BEIJING (Reuters) - Beijing is to unveil unprecedented new rules governing how China’s capital reacts to hazardous air pollution, the official Xinhua news agency said, as deteriorating air quality threatens to become a rallying point for wider political dissatisfaction.
The rules will formalize previous ad-hoc measures, including shutting down factories, cutting back on burning coal and taking certain vehicle classes off the roads on days when pollution hits unacceptable levels.
Air quality in Beijing, on many days degrees of magnitude below minimum international health standards for breathability, is of increasing concern to China’s leadership because it plays into popular resentment over political privilege and rising inequality in the world’s second-largest economy.
Domestic media have run stories describing the expensive air purifiers government officials enjoy in their homes and offices, alongside reports of special organic farms so cadres need not risk suffering from recurring food safety scandals.
Smog blanketed most of the city from late Friday, prompting the government to warn people to reduce outdoor activities.
On Saturday, an index measuring PM2.5, or particulate matter with a diameter of 2.5 micrometers (PM2.5), rose as high as 400 in some parts in the city. A level above 300 is considered hazardous, while the World Health Organization recommends a daily level of no more than 20.
The reading was still lower than last weekend, when it hit a staggering 755.
Lung cancer rates in the city have shot upward by 60 percent in the last decade, according to a report by the state-run China Daily in 2011, even as smoking rates have flattened out.
The pollution has also deterred foreigners from living and working in “Greyjing”. Now it appears that the government has adopted a more transparent approach to addressing the problem than in the past.
Officials once tried to spin the city’s poor air quality by not including PM2.5 readings in reports and referring to smog as “fog” in weather reports. One official accused the U.S. embassy in Beijing of meddling in China’s internal affairs for publishing its own PM2.5 readings online.
But this time around, state media appears to have been cleared to cover pollution as a major problem.
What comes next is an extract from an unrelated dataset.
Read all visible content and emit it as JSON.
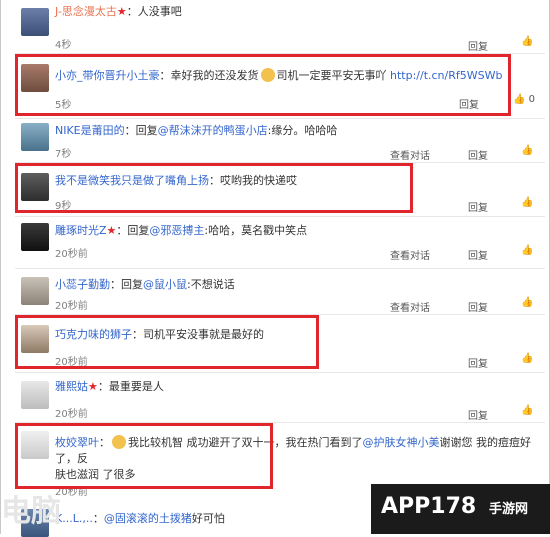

Vice Premier Li Keqiang, who is expected to take over as premier in March, said earlier this week that tackling pollution would be a long-term process.
Reporting by Kevin Yao; Writing by Pete Sweeney; Editing by Nick Macfie